Website and app data records:
..........
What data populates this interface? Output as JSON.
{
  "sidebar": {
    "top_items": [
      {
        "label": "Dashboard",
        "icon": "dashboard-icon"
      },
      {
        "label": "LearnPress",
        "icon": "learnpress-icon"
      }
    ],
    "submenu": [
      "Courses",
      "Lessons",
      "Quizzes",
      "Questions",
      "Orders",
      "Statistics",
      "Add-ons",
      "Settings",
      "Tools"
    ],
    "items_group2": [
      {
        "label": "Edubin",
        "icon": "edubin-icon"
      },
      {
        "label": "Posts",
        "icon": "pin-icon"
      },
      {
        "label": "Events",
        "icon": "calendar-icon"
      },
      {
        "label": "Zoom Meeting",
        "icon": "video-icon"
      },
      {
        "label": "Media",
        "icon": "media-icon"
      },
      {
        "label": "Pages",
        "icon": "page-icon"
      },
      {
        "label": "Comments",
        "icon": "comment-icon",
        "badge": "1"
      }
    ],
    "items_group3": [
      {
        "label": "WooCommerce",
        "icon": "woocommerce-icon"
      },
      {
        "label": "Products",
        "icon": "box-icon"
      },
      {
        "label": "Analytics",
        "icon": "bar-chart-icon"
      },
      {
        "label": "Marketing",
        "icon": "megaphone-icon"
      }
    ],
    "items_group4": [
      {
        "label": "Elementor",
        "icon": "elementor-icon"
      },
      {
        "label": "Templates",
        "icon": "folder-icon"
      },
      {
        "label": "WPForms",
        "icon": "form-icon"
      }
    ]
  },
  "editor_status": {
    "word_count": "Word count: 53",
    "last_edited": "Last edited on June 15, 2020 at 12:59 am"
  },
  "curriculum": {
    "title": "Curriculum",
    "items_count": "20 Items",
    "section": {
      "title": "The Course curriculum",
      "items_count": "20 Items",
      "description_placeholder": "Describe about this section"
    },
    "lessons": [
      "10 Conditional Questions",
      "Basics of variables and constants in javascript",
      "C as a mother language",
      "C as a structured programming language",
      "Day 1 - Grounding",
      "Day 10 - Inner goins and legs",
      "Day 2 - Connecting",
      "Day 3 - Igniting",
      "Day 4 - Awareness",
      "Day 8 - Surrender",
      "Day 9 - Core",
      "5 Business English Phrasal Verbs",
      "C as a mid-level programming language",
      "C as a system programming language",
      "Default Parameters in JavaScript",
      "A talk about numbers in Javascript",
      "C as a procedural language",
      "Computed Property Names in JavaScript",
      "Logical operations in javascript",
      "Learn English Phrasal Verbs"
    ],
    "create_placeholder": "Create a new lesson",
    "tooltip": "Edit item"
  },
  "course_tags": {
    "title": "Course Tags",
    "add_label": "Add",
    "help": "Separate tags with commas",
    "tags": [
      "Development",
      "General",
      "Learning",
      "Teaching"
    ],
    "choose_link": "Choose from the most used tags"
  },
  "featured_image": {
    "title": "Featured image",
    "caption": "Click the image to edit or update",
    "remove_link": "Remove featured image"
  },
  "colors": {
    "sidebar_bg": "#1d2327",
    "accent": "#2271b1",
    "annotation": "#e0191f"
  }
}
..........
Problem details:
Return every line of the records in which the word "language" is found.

Exercise answer:
      "C as a mother language",
      "C as a structured programming language",
      "C as a mid-level programming language",
      "C as a system programming language",
      "C as a procedural language",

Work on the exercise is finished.